* **WHAT NEEDS TO BE DONE**
Retype all of the data that follows, line for line.

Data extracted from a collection
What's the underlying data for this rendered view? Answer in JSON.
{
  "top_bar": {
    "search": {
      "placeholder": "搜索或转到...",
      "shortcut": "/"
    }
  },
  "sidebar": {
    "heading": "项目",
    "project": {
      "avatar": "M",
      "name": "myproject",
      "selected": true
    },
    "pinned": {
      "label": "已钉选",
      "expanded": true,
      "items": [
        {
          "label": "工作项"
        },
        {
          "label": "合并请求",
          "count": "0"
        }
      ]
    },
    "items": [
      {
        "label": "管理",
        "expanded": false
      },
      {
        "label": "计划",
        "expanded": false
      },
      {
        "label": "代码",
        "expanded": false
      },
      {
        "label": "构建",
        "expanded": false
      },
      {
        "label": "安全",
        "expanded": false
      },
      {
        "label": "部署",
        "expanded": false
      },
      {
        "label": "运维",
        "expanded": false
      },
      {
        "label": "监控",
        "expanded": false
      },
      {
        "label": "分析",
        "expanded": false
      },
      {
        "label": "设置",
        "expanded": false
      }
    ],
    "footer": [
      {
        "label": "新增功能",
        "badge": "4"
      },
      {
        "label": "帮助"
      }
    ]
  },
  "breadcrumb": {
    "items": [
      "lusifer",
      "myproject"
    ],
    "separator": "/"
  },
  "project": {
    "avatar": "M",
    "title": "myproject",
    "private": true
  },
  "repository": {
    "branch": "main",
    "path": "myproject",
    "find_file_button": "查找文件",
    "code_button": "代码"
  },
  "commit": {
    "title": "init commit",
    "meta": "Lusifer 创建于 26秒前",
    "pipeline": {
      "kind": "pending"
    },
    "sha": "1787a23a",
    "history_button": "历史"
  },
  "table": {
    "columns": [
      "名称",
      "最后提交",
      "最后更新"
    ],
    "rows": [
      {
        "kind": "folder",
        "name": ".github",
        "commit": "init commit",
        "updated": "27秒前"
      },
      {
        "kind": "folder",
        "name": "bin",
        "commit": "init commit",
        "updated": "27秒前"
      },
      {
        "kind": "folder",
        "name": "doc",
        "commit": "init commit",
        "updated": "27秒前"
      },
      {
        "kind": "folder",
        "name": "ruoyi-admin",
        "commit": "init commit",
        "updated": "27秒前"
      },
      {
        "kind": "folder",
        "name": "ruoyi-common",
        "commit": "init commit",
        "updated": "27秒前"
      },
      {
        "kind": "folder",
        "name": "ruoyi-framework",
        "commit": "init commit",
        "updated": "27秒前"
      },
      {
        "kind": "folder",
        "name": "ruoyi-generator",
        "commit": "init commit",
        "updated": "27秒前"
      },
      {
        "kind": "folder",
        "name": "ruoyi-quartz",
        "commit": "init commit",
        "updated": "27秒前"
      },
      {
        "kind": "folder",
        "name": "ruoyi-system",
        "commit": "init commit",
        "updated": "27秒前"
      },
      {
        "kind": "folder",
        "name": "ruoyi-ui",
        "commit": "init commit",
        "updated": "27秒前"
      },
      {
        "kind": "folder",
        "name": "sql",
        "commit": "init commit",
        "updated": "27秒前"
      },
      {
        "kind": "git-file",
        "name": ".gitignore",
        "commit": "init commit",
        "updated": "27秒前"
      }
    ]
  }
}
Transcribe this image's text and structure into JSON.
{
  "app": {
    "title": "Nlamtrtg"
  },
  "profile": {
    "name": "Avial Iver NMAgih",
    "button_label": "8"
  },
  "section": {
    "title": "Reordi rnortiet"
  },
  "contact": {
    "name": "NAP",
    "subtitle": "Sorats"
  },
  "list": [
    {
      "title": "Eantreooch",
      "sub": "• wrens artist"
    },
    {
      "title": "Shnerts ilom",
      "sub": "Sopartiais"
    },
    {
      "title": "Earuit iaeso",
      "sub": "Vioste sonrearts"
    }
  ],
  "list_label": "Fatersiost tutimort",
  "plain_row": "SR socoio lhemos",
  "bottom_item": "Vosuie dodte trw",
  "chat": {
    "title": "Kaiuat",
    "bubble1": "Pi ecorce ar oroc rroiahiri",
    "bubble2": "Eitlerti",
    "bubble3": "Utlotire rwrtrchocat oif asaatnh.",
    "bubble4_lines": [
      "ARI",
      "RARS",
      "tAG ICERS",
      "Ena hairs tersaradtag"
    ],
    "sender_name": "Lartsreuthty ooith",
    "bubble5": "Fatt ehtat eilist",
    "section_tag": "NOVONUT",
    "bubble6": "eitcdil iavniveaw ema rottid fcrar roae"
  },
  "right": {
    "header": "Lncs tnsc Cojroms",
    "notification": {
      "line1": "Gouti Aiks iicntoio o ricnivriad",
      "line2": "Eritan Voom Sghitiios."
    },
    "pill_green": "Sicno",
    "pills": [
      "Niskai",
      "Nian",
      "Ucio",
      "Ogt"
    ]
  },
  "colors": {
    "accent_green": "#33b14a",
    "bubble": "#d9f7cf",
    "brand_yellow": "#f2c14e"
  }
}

* **COMPLETED EXERCISE**
What's the underlying data for this rendered view? Answer in JSON.
{
  "top_bar": {
    "search": {
      "placeholder": "搜索或转到...",
      "shortcut": "/"
    }
  },
  "sidebar": {
    "heading": "项目",
    "project": {
      "avatar": "M",
      "name": "myproject",
      "selected": true
    },
    "pinned": {
      "label": "已钉选",
      "expanded": true,
      "items": [
        {
          "label": "工作项"
        },
        {
          "label": "合并请求",
          "count": "0"
        }
      ]
    },
    "items": [
      {
        "label": "管理",
        "expanded": false
      },
      {
        "label": "计划",
        "expanded": false
      },
      {
        "label": "代码",
        "expanded": false
      },
      {
        "label": "构建",
        "expanded": false
      },
      {
        "label": "安全",
        "expanded": false
      },
      {
        "label": "部署",
        "expanded": false
      },
      {
        "label": "运维",
        "expanded": false
      },
      {
        "label": "监控",
        "expanded": false
      },
      {
        "label": "分析",
        "expanded": false
      },
      {
        "label": "设置",
        "expanded": false
      }
    ],
    "footer": [
      {
        "label": "新增功能",
        "badge": "4"
      },
      {
        "label": "帮助"
      }
    ]
  },
  "breadcrumb": {
    "items": [
      "lusifer",
      "myproject"
    ],
    "separator": "/"
  },
  "project": {
    "avatar": "M",
    "title": "myproject",
    "private": true
  },
  "repository": {
    "branch": "main",
    "path": "myproject",
    "find_file_button": "查找文件",
    "code_button": "代码"
  },
  "commit": {
    "title": "init commit",
    "meta": "Lusifer 创建于 26秒前",
    "pipeline": {
      "kind": "pending"
    },
    "sha": "1787a23a",
    "history_button": "历史"
  },
  "table": {
    "columns": [
      "名称",
      "最后提交",
      "最后更新"
    ],
    "rows": [
      {
        "kind": "folder",
        "name": ".github",
        "commit": "init commit",
        "updated": "27秒前"
      },
      {
        "kind": "folder",
        "name": "bin",
        "commit": "init commit",
        "updated": "27秒前"
      },
      {
        "kind": "folder",
        "name": "doc",
        "commit": "init commit",
        "updated": "27秒前"
      },
      {
        "kind": "folder",
        "name": "ruoyi-admin",
        "commit": "init commit",
        "updated": "27秒前"
      },
      {
        "kind": "folder",
        "name": "ruoyi-common",
        "commit": "init commit",
        "updated": "27秒前"
      },
      {
        "kind": "folder",
        "name": "ruoyi-framework",
        "commit": "init commit",
        "updated": "27秒前"
      },
      {
        "kind": "folder",
        "name": "ruoyi-generator",
        "commit": "init commit",
        "updated": "27秒前"
      },
      {
        "kind": "folder",
        "name": "ruoyi-quartz",
        "commit": "init commit",
        "updated": "27秒前"
      },
      {
        "kind": "folder",
        "name": "ruoyi-system",
        "commit": "init commit",
        "updated": "27秒前"
      },
      {
        "kind": "folder",
        "name": "ruoyi-ui",
        "commit": "init commit",
        "updated": "27秒前"
      },
      {
        "kind": "folder",
        "name": "sql",
        "commit": "init commit",
        "updated": "27秒前"
      },
      {
        "kind": "git-file",
        "name": ".gitignore",
        "commit": "init commit",
        "updated": "27秒前"
      }
    ]
  }
}
Transcribe this image's text and structure into JSON.
{
  "app": {
    "title": "Nlamtrtg"
  },
  "profile": {
    "name": "Avial Iver NMAgih",
    "button_label": "8"
  },
  "section": {
    "title": "Reordi rnortiet"
  },
  "contact": {
    "name": "NAP",
    "subtitle": "Sorats"
  },
  "list": [
    {
      "title": "Eantreooch",
      "sub": "• wrens artist"
    },
    {
      "title": "Shnerts ilom",
      "sub": "Sopartiais"
    },
    {
      "title": "Earuit iaeso",
      "sub": "Vioste sonrearts"
    }
  ],
  "list_label": "Fatersiost tutimort",
  "plain_row": "SR socoio lhemos",
  "bottom_item": "Vosuie dodte trw",
  "chat": {
    "title": "Kaiuat",
    "bubble1": "Pi ecorce ar oroc rroiahiri",
    "bubble2": "Eitlerti",
    "bubble3": "Utlotire rwrtrchocat oif asaatnh.",
    "bubble4_lines": [
      "ARI",
      "RARS",
      "tAG ICERS",
      "Ena hairs tersaradtag"
    ],
    "sender_name": "Lartsreuthty ooith",
    "bubble5": "Fatt ehtat eilist",
    "section_tag": "NOVONUT",
    "bubble6": "eitcdil iavniveaw ema rottid fcrar roae"
  },
  "right": {
    "header": "Lncs tnsc Cojroms",
    "notification": {
      "line1": "Gouti Aiks iicntoio o ricnivriad",
      "line2": "Eritan Voom Sghitiios."
    },
    "pill_green": "Sicno",
    "pills": [
      "Niskai",
      "Nian",
      "Ucio",
      "Ogt"
    ]
  },
  "colors": {
    "accent_green": "#33b14a",
    "bubble": "#d9f7cf",
    "brand_yellow": "#f2c14e"
  }
}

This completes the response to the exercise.